## What you will do
Output the entries as they appear, skipping images.

[Web page and app entries]
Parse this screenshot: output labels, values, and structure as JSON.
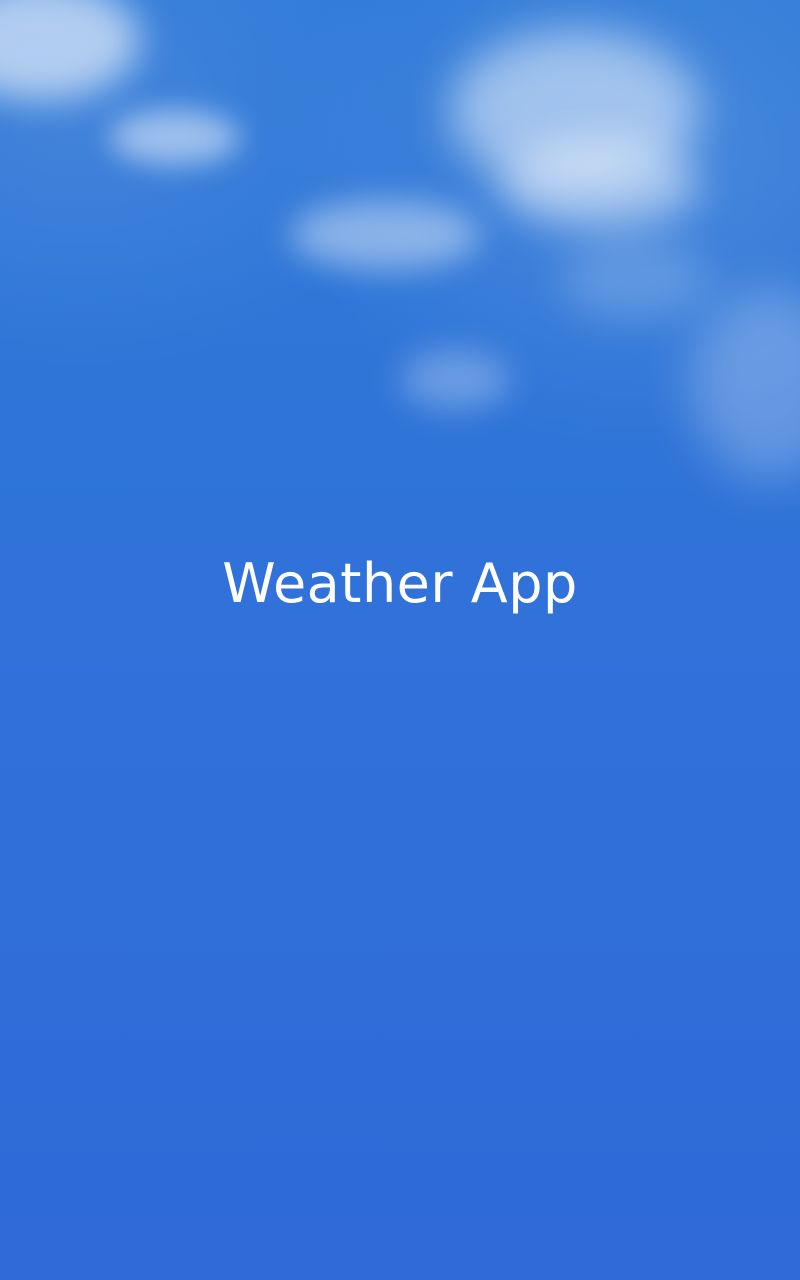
{
  "app": {
    "title": "Weather App"
  },
  "background": {
    "image": "sky-with-clouds",
    "color": "#2f72d8"
  }
}
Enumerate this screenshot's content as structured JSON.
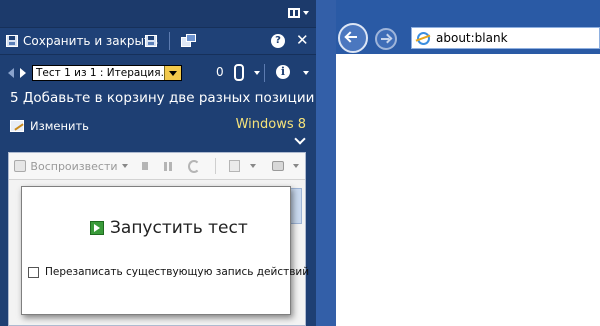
{
  "runner": {
    "toolbar": {
      "save_close_label": "Сохранить и закрыть",
      "help_glyph": "?",
      "close_glyph": "✕"
    },
    "nav": {
      "iteration_value": "Тест 1 из 1 : Итерация...",
      "attachment_count": "0",
      "info_glyph": "i"
    },
    "step_title": "5 Добавьте в корзину две разных позиции",
    "edit_label": "Изменить",
    "configuration": "Windows 8",
    "action_toolbar": {
      "play_label": "Воспроизвести"
    },
    "start_dialog": {
      "start_label": "Запустить тест",
      "overwrite_label": "Перезаписать существующую запись действий"
    }
  },
  "browser": {
    "address": "about:blank"
  },
  "colors": {
    "panel_bg": "#1e3f73",
    "os_label": "#f5e27a",
    "browser_chrome": "#2a5aa5"
  }
}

## Written answer
Parse this screenshot: output labels, values, and structure as JSON.
{
  "app": {
    "title": "Weather App"
  },
  "background": {
    "image": "sky-with-clouds",
    "color": "#2f72d8"
  }
}
Enumerate this screenshot's content as structured JSON.
{
  "runner": {
    "toolbar": {
      "save_close_label": "Сохранить и закрыть",
      "help_glyph": "?",
      "close_glyph": "✕"
    },
    "nav": {
      "iteration_value": "Тест 1 из 1 : Итерация...",
      "attachment_count": "0",
      "info_glyph": "i"
    },
    "step_title": "5 Добавьте в корзину две разных позиции",
    "edit_label": "Изменить",
    "configuration": "Windows 8",
    "action_toolbar": {
      "play_label": "Воспроизвести"
    },
    "start_dialog": {
      "start_label": "Запустить тест",
      "overwrite_label": "Перезаписать существующую запись действий"
    }
  },
  "browser": {
    "address": "about:blank"
  },
  "colors": {
    "panel_bg": "#1e3f73",
    "os_label": "#f5e27a",
    "browser_chrome": "#2a5aa5"
  }
}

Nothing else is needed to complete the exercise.